[Dataset rows for apps and sites]
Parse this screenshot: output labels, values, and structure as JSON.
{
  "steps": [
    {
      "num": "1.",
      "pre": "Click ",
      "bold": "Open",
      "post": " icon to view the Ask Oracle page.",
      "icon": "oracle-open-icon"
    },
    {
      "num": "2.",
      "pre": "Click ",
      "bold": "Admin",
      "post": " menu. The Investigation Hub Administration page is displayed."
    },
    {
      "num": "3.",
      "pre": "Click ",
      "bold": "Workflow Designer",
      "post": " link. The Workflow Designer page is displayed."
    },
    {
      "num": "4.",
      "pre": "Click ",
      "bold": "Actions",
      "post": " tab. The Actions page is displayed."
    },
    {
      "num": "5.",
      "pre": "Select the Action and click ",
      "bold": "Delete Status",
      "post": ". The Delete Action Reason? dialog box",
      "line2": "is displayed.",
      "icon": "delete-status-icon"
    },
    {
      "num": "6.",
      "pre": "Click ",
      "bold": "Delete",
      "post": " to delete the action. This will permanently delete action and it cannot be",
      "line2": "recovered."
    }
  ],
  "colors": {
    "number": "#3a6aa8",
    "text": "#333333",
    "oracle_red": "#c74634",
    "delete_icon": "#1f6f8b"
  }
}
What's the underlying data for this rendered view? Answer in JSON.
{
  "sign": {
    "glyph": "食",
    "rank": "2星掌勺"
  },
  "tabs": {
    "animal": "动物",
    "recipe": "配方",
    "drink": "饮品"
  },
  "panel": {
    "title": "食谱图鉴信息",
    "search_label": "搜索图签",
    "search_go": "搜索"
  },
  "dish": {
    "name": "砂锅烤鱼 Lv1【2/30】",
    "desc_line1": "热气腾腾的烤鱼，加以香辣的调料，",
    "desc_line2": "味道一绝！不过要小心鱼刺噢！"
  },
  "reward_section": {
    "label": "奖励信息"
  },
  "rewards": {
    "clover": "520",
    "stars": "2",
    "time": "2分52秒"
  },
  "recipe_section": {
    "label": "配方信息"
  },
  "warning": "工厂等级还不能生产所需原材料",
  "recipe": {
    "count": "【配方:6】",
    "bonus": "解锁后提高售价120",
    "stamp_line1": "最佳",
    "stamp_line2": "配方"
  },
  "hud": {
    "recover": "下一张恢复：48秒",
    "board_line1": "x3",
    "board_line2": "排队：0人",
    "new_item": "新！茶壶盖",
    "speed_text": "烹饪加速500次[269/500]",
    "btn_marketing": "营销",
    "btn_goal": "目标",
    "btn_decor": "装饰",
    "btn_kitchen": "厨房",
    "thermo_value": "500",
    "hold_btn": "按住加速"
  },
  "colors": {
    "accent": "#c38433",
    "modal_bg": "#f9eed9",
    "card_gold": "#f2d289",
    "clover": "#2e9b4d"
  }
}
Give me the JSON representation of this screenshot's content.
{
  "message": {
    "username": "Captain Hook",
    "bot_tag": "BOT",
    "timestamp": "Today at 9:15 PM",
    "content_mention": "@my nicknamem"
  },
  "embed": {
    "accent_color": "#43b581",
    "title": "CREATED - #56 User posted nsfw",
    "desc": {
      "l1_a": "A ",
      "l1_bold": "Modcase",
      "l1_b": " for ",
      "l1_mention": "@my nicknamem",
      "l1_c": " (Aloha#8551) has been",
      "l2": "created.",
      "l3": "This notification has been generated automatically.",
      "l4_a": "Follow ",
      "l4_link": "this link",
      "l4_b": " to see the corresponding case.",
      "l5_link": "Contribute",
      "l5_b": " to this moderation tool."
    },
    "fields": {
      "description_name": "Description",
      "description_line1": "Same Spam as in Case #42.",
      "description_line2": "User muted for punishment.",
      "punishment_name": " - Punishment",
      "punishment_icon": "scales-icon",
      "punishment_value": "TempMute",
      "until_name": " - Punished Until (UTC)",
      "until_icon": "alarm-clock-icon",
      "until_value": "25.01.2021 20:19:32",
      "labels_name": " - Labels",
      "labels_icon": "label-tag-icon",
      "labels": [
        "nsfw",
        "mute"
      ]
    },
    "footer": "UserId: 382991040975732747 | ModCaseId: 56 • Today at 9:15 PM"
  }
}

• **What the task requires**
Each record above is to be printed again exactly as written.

• **Task output**
Parse this screenshot: output labels, values, and structure as JSON.
{
  "steps": [
    {
      "num": "1.",
      "pre": "Click ",
      "bold": "Open",
      "post": " icon to view the Ask Oracle page.",
      "icon": "oracle-open-icon"
    },
    {
      "num": "2.",
      "pre": "Click ",
      "bold": "Admin",
      "post": " menu. The Investigation Hub Administration page is displayed."
    },
    {
      "num": "3.",
      "pre": "Click ",
      "bold": "Workflow Designer",
      "post": " link. The Workflow Designer page is displayed."
    },
    {
      "num": "4.",
      "pre": "Click ",
      "bold": "Actions",
      "post": " tab. The Actions page is displayed."
    },
    {
      "num": "5.",
      "pre": "Select the Action and click ",
      "bold": "Delete Status",
      "post": ". The Delete Action Reason? dialog box",
      "line2": "is displayed.",
      "icon": "delete-status-icon"
    },
    {
      "num": "6.",
      "pre": "Click ",
      "bold": "Delete",
      "post": " to delete the action. This will permanently delete action and it cannot be",
      "line2": "recovered."
    }
  ],
  "colors": {
    "number": "#3a6aa8",
    "text": "#333333",
    "oracle_red": "#c74634",
    "delete_icon": "#1f6f8b"
  }
}
What's the underlying data for this rendered view? Answer in JSON.
{
  "sign": {
    "glyph": "食",
    "rank": "2星掌勺"
  },
  "tabs": {
    "animal": "动物",
    "recipe": "配方",
    "drink": "饮品"
  },
  "panel": {
    "title": "食谱图鉴信息",
    "search_label": "搜索图签",
    "search_go": "搜索"
  },
  "dish": {
    "name": "砂锅烤鱼 Lv1【2/30】",
    "desc_line1": "热气腾腾的烤鱼，加以香辣的调料，",
    "desc_line2": "味道一绝！不过要小心鱼刺噢！"
  },
  "reward_section": {
    "label": "奖励信息"
  },
  "rewards": {
    "clover": "520",
    "stars": "2",
    "time": "2分52秒"
  },
  "recipe_section": {
    "label": "配方信息"
  },
  "warning": "工厂等级还不能生产所需原材料",
  "recipe": {
    "count": "【配方:6】",
    "bonus": "解锁后提高售价120",
    "stamp_line1": "最佳",
    "stamp_line2": "配方"
  },
  "hud": {
    "recover": "下一张恢复：48秒",
    "board_line1": "x3",
    "board_line2": "排队：0人",
    "new_item": "新！茶壶盖",
    "speed_text": "烹饪加速500次[269/500]",
    "btn_marketing": "营销",
    "btn_goal": "目标",
    "btn_decor": "装饰",
    "btn_kitchen": "厨房",
    "thermo_value": "500",
    "hold_btn": "按住加速"
  },
  "colors": {
    "accent": "#c38433",
    "modal_bg": "#f9eed9",
    "card_gold": "#f2d289",
    "clover": "#2e9b4d"
  }
}
Give me the JSON representation of this screenshot's content.
{
  "message": {
    "username": "Captain Hook",
    "bot_tag": "BOT",
    "timestamp": "Today at 9:15 PM",
    "content_mention": "@my nicknamem"
  },
  "embed": {
    "accent_color": "#43b581",
    "title": "CREATED - #56 User posted nsfw",
    "desc": {
      "l1_a": "A ",
      "l1_bold": "Modcase",
      "l1_b": " for ",
      "l1_mention": "@my nicknamem",
      "l1_c": " (Aloha#8551) has been",
      "l2": "created.",
      "l3": "This notification has been generated automatically.",
      "l4_a": "Follow ",
      "l4_link": "this link",
      "l4_b": " to see the corresponding case.",
      "l5_link": "Contribute",
      "l5_b": " to this moderation tool."
    },
    "fields": {
      "description_name": "Description",
      "description_line1": "Same Spam as in Case #42.",
      "description_line2": "User muted for punishment.",
      "punishment_name": " - Punishment",
      "punishment_icon": "scales-icon",
      "punishment_value": "TempMute",
      "until_name": " - Punished Until (UTC)",
      "until_icon": "alarm-clock-icon",
      "until_value": "25.01.2021 20:19:32",
      "labels_name": " - Labels",
      "labels_icon": "label-tag-icon",
      "labels": [
        "nsfw",
        "mute"
      ]
    },
    "footer": "UserId: 382991040975732747 | ModCaseId: 56 • Today at 9:15 PM"
  }
}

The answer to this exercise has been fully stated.